Statistics show that the total trade volume between China and the European Union over the first seven months this year hit €328.7 billion ($388.65 billion), up 2.6 percent year-on-year.
That means China has surpassed the United States to become the EU’s largest trade partner for the first time.
This is a hard-earned result in the face of the COVID-19 pandemic, thanks to the efforts of both sides.
According to the World Trade Organization, the world trade contracted by 3 percent in the first quarter, and plummeted 18.5 percent in the second quarter, and this week the organization projected that world trade will shrink by 9.2 percent this year due to the pandemic.
The United Nations’ World Economic Situation and Prospects mid-2020 report also presents a pessimistic outlook for the year, predicting that the global economy will contract by 3.2 percent this year, and the world trade may decline by 15 percent.

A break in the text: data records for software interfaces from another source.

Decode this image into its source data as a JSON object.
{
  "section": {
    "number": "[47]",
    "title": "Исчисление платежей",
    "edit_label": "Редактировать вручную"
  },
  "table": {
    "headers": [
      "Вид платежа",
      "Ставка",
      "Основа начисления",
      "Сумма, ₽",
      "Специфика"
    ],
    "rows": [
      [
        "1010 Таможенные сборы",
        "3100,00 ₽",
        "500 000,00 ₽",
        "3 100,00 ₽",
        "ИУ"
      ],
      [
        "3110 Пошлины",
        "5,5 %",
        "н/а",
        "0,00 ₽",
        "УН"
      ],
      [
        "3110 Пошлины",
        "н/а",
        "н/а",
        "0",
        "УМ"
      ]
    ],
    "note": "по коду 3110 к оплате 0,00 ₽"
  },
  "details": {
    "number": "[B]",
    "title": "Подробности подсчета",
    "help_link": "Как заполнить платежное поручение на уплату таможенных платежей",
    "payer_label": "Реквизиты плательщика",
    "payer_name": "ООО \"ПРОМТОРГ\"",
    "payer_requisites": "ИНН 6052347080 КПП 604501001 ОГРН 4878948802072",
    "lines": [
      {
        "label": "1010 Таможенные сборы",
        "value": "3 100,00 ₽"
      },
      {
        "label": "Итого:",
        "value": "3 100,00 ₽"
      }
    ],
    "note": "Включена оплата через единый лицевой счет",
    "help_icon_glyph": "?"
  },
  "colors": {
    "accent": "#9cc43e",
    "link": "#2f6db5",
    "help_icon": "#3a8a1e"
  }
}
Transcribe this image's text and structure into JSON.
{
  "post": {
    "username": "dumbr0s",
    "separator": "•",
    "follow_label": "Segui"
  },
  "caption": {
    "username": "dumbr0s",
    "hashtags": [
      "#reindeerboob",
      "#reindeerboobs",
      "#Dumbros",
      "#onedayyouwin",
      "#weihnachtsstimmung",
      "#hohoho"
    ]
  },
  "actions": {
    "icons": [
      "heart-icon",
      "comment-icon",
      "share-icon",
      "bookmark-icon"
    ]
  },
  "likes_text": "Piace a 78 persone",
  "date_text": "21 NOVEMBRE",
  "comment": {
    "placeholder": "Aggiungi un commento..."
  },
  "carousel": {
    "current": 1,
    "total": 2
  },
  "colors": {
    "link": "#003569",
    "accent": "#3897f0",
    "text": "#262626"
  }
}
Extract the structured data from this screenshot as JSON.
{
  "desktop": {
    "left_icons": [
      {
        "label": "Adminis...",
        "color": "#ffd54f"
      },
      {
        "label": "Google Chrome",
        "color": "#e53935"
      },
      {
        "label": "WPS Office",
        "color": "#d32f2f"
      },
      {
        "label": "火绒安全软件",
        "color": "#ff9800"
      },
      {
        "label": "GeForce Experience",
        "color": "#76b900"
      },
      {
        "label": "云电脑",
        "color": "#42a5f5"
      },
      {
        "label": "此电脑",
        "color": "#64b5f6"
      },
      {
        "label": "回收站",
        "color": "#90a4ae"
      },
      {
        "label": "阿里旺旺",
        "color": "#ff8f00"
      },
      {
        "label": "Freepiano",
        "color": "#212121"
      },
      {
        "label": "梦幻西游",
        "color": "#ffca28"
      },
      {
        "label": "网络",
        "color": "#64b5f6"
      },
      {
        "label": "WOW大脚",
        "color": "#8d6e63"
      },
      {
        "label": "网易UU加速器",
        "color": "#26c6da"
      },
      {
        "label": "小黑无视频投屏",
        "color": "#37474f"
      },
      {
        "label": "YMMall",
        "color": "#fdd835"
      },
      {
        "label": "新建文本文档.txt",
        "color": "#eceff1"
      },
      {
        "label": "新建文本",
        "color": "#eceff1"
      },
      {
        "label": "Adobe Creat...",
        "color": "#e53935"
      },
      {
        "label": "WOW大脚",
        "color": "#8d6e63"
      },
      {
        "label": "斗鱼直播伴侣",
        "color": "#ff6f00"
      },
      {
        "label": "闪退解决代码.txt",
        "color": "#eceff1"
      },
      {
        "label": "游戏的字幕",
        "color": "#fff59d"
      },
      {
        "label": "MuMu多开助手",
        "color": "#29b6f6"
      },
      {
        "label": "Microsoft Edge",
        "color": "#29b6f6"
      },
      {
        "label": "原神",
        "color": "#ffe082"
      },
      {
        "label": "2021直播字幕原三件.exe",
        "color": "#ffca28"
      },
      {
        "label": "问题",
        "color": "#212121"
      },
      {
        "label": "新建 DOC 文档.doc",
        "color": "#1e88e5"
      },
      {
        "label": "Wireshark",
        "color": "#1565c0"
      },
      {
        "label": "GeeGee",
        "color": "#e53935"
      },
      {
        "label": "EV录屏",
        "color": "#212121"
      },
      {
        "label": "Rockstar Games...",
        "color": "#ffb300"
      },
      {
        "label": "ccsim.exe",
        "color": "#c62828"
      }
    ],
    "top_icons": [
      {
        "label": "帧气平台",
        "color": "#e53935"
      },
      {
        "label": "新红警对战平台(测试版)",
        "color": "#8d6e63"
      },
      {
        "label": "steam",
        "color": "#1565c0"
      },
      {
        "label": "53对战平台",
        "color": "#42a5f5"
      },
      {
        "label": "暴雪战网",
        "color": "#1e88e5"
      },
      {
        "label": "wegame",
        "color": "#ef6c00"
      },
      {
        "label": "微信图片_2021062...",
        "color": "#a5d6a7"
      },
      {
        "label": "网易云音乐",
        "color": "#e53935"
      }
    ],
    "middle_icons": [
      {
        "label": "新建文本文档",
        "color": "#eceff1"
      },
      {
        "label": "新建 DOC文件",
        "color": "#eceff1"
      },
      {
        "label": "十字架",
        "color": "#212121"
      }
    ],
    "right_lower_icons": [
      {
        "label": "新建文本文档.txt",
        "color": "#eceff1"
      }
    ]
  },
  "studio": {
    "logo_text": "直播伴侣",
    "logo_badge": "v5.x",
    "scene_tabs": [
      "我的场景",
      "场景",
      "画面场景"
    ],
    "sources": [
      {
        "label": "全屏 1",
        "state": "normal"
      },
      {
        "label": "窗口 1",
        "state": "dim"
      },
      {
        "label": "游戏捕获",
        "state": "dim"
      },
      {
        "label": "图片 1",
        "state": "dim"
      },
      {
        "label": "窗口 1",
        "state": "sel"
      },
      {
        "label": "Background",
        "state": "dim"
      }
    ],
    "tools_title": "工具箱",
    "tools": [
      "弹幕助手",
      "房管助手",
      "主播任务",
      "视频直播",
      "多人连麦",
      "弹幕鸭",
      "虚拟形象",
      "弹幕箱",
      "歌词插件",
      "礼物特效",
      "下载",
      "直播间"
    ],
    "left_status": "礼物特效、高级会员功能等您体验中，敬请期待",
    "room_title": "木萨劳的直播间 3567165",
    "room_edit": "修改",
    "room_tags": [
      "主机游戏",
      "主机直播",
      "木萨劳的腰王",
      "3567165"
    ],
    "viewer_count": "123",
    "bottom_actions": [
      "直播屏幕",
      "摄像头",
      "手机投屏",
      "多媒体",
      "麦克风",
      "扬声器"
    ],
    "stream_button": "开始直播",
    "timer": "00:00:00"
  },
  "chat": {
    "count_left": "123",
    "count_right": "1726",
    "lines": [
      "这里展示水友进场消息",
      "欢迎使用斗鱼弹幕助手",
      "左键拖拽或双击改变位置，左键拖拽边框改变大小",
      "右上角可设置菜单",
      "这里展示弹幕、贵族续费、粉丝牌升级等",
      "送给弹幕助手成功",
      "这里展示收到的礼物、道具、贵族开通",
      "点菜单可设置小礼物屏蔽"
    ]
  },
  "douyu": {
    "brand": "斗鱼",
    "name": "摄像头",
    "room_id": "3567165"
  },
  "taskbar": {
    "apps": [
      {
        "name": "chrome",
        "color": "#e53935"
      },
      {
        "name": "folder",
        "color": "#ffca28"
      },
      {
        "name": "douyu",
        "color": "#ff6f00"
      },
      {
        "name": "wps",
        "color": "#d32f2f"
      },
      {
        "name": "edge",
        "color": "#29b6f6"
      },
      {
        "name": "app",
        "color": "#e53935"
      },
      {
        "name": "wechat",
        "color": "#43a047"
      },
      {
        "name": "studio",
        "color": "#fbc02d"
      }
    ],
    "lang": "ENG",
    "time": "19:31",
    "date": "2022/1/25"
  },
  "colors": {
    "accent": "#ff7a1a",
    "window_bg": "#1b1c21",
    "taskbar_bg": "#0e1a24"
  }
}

These projections serve to highlight that Sino-EU trade growth is a bright spot in an otherwise gloomy picture.
Generally sound Sino-EU relations and the strong complementarity between the two economies have laid a solid foundation for the positive trade momentum. And win-win cooperation has always been a theme in the development of their economic and trade exchanges.
The outbreak of the novel coronavirus has only strengthened their economic and trade exchanges－the number of freight trains shuttling between China and Europe has increased continuously since the beginning of this year, which has also benefited the countries through which the railway passes.
Accounting for one-third of the global economy, China and the EU’s combined trade is undoubtedly conducive to boosting confidence in the recovery of the global economy in the post-pandemic era.